#### Task brief
Copy each line of the entries that includes the word "FLASH".

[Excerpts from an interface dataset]
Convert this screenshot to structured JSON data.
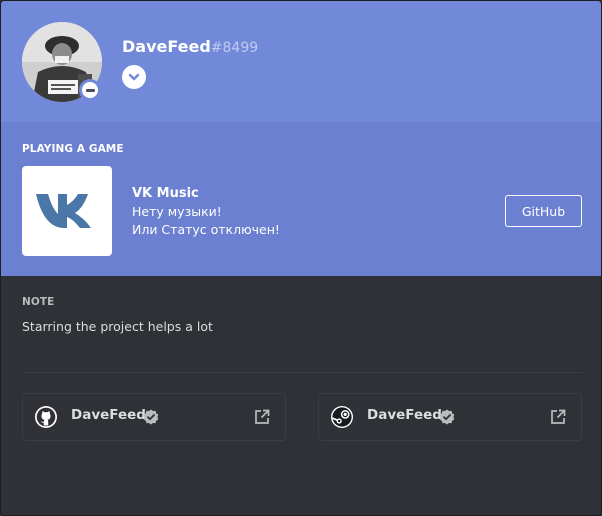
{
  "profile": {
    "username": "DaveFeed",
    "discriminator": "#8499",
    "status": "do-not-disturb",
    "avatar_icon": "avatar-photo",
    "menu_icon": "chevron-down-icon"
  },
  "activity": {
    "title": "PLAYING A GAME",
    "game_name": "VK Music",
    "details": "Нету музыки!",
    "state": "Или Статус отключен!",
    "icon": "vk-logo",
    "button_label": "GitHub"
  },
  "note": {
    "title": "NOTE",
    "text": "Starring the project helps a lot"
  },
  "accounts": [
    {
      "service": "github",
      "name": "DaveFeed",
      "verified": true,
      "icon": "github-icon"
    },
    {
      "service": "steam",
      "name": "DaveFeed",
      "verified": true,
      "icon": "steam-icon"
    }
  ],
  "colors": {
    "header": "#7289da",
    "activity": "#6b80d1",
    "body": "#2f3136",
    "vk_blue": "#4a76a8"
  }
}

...

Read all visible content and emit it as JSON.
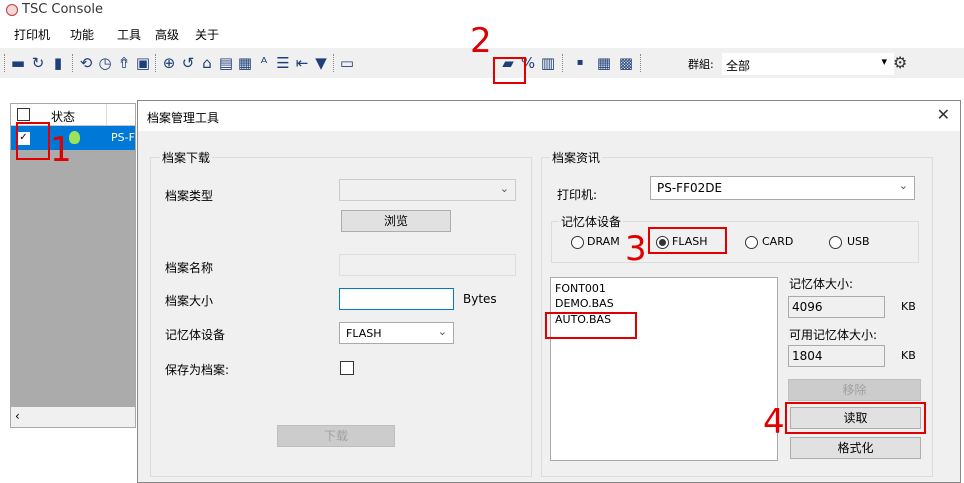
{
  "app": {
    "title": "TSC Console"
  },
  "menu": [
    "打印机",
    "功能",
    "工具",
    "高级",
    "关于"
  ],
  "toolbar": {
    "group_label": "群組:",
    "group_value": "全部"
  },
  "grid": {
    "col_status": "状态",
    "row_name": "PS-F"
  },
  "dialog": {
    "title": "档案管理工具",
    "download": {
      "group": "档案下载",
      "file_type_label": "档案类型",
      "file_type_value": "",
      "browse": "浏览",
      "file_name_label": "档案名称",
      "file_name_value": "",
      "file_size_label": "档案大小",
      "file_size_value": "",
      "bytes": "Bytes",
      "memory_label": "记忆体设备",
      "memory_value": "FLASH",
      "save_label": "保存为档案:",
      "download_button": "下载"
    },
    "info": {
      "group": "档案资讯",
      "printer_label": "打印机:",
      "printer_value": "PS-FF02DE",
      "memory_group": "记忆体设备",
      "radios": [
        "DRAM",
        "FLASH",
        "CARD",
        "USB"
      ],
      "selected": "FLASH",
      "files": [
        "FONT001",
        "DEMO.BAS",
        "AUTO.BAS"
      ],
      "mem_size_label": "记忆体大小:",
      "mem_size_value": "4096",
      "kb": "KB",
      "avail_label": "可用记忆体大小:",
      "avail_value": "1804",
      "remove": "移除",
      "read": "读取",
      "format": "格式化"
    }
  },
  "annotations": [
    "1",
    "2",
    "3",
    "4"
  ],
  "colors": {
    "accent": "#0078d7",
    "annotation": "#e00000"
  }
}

#### Written answer
      "memory_value": "FLASH",
        "FLASH",
      "selected": "FLASH",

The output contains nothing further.